(4) to pass another vehicle that is slowing or stopped on the main traveled portion of the highway, disabled, or preparing to make a left turn;

(5) to allow another vehicle traveling faster to pass;

(6) as permitted or required by an official traffic-control device; or

(7) to avoid a collision.

The trial court denied the motion and Appellant pled guilty to DWI. The 2nd Court of Appeals (Fort Worth) affirmed the conviction, holding that “driving on an improved shoulder, regardless of circumstance, is prima facie evidence of an offense, and that Section 545.058(a) merely establishes defenses that a defendant may raise at trial.”

Think again, said the Traffic Court (a.k.a. CCA):

[T]he offense of illegally driving on an improved shoulder can be proved in one of two ways: either driving on the improved shoulder was not a necessary part of achieving one of the seven approved purposes, or driving on an improved shoulder could not have been done safely. Merely driving on an improved shoulder is not prima facie evidence of an offense. Thus if an officer sees a driver driving on an improved shoulder, and it appears that driving on the improved shoulder was necessary to achieving one of the seven approved purposes, and it is done safely, that officer does not have reasonable suspicion that an offense occurred.

With that, the CCA reversed the Court of Appeals and remanded the case back to the trial court.   So there you have it – your traffic lesson for today from the CCA. You are free to drive on the improved shoulder of the road (without worrying that you will be pulled over) IF you are doing it safely and for one of the seven listed purposes.

Fort Worth DWI Lawyers

Being Left of Center: Reasonable Suspicion for a DWI Stop?

By | DWI

Fort Worth DWI LawyersYou can’t believe anything he says. He tries to sound intelligent and reliable, but falls far short. Did you think I was writing about a political candidate? Nope. A police officer.
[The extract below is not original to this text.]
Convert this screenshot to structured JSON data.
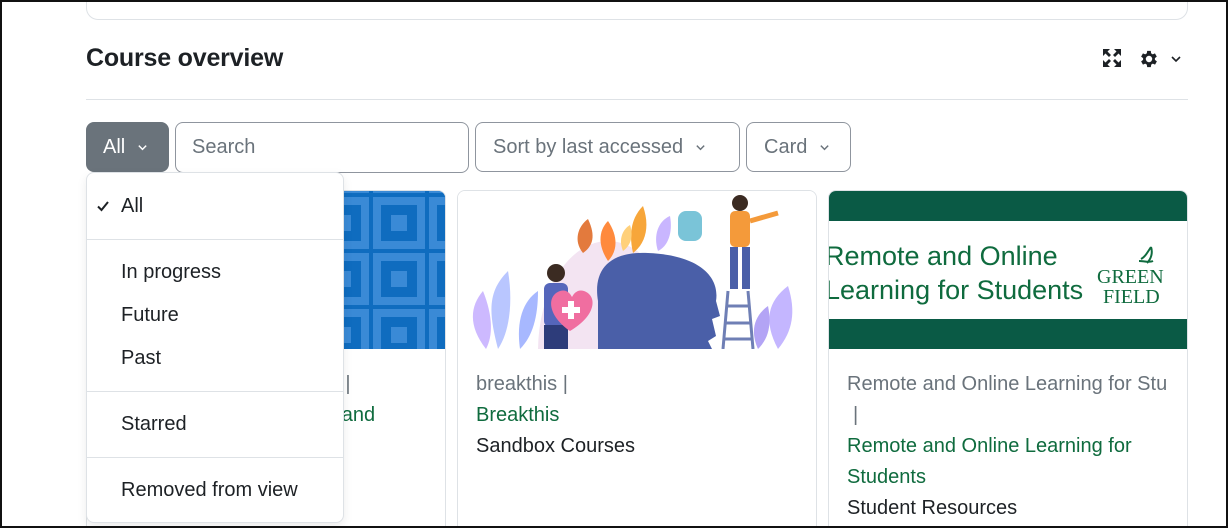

The Second District Court of Appeals (Fort Worth) just released State v. Houghton, a Driving While Intoxicated (DWI) case that centered around the testimony of the arresting officer.  In this case, the defendant moved to suppress the DWI stop for lack of reasonable suspicion.  At the suppression hearing, the police officer testified that he couldn’t remember why the car initially caught his attention. Perhaps it was for speeding, but he couldn’t say for sure.  He further testified that the car was driving left of center in a lane, but that it never actually crossed over the line.
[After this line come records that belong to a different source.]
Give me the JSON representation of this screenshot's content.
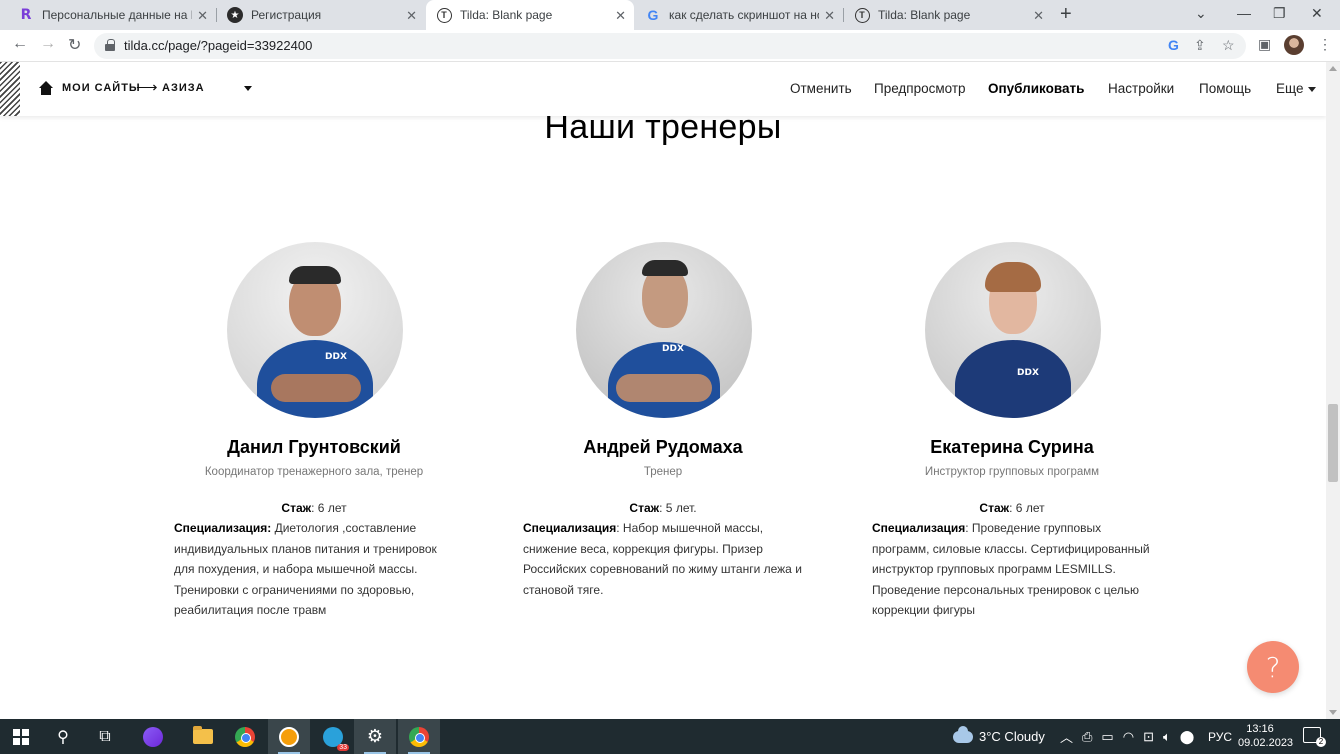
{
  "browser": {
    "tabs": [
      {
        "title": "Персональные данные на Freel",
        "icon": "fr-icon",
        "active": false
      },
      {
        "title": "Регистрация",
        "icon": "star-icon",
        "active": false
      },
      {
        "title": "Tilda: Blank page",
        "icon": "tilda-icon",
        "active": true
      },
      {
        "title": "как сделать скриншот на ноутб",
        "icon": "google-icon",
        "active": false
      },
      {
        "title": "Tilda: Blank page",
        "icon": "tilda-icon",
        "active": false
      }
    ],
    "url": "tilda.cc/page/?pageid=33922400"
  },
  "tilda": {
    "breadcrumb_sites": "МОИ САЙТЫ",
    "breadcrumb_project": "АЗИЗА",
    "menu": {
      "cancel": "Отменить",
      "preview": "Предпросмотр",
      "publish": "Опубликовать",
      "settings": "Настройки",
      "help": "Помощь",
      "more": "Еще"
    }
  },
  "section": {
    "title": "Наши тренеры"
  },
  "trainers": [
    {
      "name": "Данил Грунтовский",
      "role": "Координатор тренажерного зала, тренер",
      "exp_label": "Стаж",
      "exp_value": ": 6 лет",
      "spec_label": "Специализация:",
      "spec_text": " Диетология ,составление индивидуальных планов питания и тренировок для похудения, и набора мышечной массы. Тренировки с ограничениями по здоровью, реабилитация после травм"
    },
    {
      "name": "Андрей Рудомаха",
      "role": "Тренер",
      "exp_label": "Стаж",
      "exp_value": ": 5 лет.",
      "spec_label": "Специализация",
      "spec_text": ": Набор мышечной массы, снижение веса, коррекция фигуры. Призер Российских соревнований по жиму штанги лежа и становой тяге."
    },
    {
      "name": "Екатерина Сурина",
      "role": "Инструктор групповых программ",
      "exp_label": "Стаж",
      "exp_value": ": 6 лет",
      "spec_label": "Специализация",
      "spec_text": ": Проведение групповых программ, силовые классы. Сертифицированный инструктор групповых программ LESMILLS. Проведение персональных тренировок с целью коррекции фигуры"
    }
  ],
  "help_button": "?",
  "taskbar": {
    "telegram_badge": "33",
    "weather": "3°C  Cloudy",
    "language": "РУС",
    "time": "13:16",
    "date": "09.02.2023",
    "notifications": "2"
  },
  "colors": {
    "help_button": "#f58b72",
    "taskbar": "#1f2b30",
    "shirt_blue": "#1f4f9c"
  }
}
Granting the motion to suppress, the trial court commented that the officer lacked any credibility. Affirming the trial court’s suppression ruling, the Court of Appeals, held:

To establish reasonable suspicion, the state must show that, at the time of the detention, the officer had specific, articulable facts that established reasonable suspicion.  Terry, 392 U.S. at 21-22, 88 S. Ct. 1868, 1880… Generally, law enforcement action can only be supported by facts the officer was “actually aware of at the time of that action.” State v. Ruelas, 327 S.W.3d 321, 326-27 (Tex. App.―El Paso 2010, pet. ref’d). As stated by the court in Ruelas, “The preference for objective standards, however, does not apply to the facts on which officers act.” Id. at 326 (holding officer lacked reasonable suspicion where it was not until suppression hearing when state was questioning motorist defendant that officer learned of facts suggesting he violated traffic code by making left turn into right-hand lane).

Here, because the officer failed to offer any justifiable reason for the traffic stop (a reason that was in his mind at the time of the stop, vice at the suppression hearing), the Court of Appeals affirmed the trial court’s suppression of the traffic stop.  A police officer can’t just follow the prosecutor’s lead to justify the stop.  He has to be able to articulate what was going through his mind at the time of the stop.  If is doesn’t amount to reasonable suspicion, the case needs to get kicked.